And cannot speak highly enough of Shop 8 in New Regent’s St. The brainchild of Liz Phelan and chef Alex Davies, it is a tiny place with an impressive fit out using furniture and art from Rekindled. All the materials are recycled from material found in the city. The wooden tables were decorated with flowers foraged from abandoned nearby gardens. We ate the ‘taste of everything’ on the menu, including pig head ramen, chicken liver pate and hearts with radishes fried in duck fat, and a sustainably caught terakihi with oyster and shiitake mushrooms in an intense broth. And three perfectly ripe pieces of cheese to end as Davies confessed he does not like making dessert. Ruth’s comment, “This young chef has a huge future.”

A compliment like that from the queen of food doesn’t get any better. And how lucky was I to share those meals, and how lucky are we to have fine New Zealand fare like this to share with visitors.

13 September 2014


Last night, a dinner that added to the rich cauldron of eating experiences my life has dished up. A tiny jewel of a restaurant in a narrow cobbled lane in the historic Portuguese town of Evora is where Domingo Canelas and his wife Florbela cook for just ten diners at lunch or dinner, five days a week. No reservations so we arrived at 6.45pm to claim our place in a small queue.

Seated at the counter, with a wall of wine to gaze at, the evening was personal, exciting and friendly. Very like a true experience in a backstreet secret sushi place in Tokyo. The chef does not speak English but a real rapport is established immediately. He suggested what was good and that sounded perfectly good to me

We ate thin slices of dark rosy pate negra ham, roasted mushrooms filled with local olive oil and crunchy salt, then shared a stunning whole grilled sea bass with a simple salad of tomatoes, cucumber and finely sliced white onion. A glass of white wine for me, red for him. To finish, a Portuguese custard tart for me and fresh sliced mango for Murray. Perfectly simple but breathtakingly delicious.

But for me this experience reinforced just what a new book I have contributed to is all about. 1001 Restaurants to Experience Before You Die is due out at the start of October. The restaurants are chosen for their authenticity, their food (of course) but above all for the special experience they deliver. Botequin da Mouraria is one of those places. A genial host, simple fine fare and an unforgettable atmosphere.

There are 13 New Zealand restaurants in this book which reaches around the world.
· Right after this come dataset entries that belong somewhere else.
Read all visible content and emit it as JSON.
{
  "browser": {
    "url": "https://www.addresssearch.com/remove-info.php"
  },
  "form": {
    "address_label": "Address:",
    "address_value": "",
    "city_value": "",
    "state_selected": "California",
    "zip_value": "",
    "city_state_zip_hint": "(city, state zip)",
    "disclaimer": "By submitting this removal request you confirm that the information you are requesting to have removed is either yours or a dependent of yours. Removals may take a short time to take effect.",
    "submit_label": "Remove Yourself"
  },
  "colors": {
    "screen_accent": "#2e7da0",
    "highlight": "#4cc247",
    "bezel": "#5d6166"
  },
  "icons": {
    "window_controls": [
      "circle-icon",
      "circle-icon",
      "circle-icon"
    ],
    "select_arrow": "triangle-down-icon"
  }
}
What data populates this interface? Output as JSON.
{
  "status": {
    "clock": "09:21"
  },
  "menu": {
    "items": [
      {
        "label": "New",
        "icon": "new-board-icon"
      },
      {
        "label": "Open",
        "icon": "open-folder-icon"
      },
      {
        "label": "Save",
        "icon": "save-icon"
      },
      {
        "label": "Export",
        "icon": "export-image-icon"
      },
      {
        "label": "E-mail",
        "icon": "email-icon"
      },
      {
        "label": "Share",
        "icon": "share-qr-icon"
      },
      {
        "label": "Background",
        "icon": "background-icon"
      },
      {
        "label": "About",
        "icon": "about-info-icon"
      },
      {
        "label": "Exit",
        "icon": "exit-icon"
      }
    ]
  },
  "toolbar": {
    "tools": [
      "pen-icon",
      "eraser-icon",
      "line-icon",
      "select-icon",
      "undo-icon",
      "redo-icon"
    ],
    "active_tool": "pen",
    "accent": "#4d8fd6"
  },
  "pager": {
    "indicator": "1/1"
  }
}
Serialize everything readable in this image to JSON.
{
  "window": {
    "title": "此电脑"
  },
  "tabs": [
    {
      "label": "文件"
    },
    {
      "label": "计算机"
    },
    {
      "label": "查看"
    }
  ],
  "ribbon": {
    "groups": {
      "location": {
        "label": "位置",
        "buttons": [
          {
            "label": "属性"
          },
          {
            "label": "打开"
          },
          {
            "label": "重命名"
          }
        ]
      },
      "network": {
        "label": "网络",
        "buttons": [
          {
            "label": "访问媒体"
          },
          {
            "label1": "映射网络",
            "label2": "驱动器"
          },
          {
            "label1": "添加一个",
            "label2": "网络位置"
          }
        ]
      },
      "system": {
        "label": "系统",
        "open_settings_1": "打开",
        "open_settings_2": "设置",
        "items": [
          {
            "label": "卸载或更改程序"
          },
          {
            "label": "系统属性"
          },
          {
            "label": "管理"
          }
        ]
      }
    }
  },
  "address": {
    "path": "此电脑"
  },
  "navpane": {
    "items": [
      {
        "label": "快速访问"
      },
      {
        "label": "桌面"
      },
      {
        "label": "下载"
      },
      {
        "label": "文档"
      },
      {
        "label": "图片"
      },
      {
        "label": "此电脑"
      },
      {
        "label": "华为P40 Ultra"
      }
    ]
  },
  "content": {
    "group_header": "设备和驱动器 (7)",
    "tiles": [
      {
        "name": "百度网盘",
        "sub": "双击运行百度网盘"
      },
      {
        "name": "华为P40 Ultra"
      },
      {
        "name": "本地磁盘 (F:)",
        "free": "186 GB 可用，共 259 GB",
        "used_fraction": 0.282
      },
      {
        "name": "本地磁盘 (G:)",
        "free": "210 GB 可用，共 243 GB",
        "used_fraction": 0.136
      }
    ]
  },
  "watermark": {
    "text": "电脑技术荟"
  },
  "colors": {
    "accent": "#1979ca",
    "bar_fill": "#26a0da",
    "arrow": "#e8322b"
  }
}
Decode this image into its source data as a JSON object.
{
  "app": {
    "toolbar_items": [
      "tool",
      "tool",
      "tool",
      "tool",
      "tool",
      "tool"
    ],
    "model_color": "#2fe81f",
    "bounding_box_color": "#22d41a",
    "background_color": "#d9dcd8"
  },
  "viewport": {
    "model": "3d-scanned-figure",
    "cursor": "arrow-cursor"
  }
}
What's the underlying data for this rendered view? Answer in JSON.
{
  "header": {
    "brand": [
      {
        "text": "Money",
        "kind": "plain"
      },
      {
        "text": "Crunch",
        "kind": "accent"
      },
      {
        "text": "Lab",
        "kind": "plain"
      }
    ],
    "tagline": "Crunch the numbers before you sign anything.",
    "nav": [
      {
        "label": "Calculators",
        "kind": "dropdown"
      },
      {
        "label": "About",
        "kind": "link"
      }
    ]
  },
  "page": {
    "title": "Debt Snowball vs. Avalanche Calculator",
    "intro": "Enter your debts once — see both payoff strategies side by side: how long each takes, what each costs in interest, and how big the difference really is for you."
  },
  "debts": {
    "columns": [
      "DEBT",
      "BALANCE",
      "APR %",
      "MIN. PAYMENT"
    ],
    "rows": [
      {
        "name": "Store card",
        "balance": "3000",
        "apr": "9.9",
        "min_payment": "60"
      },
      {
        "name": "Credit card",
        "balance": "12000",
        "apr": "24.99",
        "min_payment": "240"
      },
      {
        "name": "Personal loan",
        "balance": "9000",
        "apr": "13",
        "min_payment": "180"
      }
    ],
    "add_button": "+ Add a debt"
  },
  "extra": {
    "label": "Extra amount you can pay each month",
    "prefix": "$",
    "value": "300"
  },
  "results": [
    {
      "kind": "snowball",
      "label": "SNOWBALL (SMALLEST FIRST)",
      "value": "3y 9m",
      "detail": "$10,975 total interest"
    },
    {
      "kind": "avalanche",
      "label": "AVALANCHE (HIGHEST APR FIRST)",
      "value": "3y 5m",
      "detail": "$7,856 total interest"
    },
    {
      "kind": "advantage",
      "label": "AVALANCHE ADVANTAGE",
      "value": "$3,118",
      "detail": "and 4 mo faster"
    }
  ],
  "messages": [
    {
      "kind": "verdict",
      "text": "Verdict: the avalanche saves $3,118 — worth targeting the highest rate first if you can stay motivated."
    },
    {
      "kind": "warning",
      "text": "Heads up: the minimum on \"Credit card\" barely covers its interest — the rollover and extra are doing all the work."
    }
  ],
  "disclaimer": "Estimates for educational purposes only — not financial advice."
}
You may never get to Evora but we do offer heart stopping dinners at home in NZ too! I will surprise and delight you hopefully with my choices - just as I was surprised and delighted last night.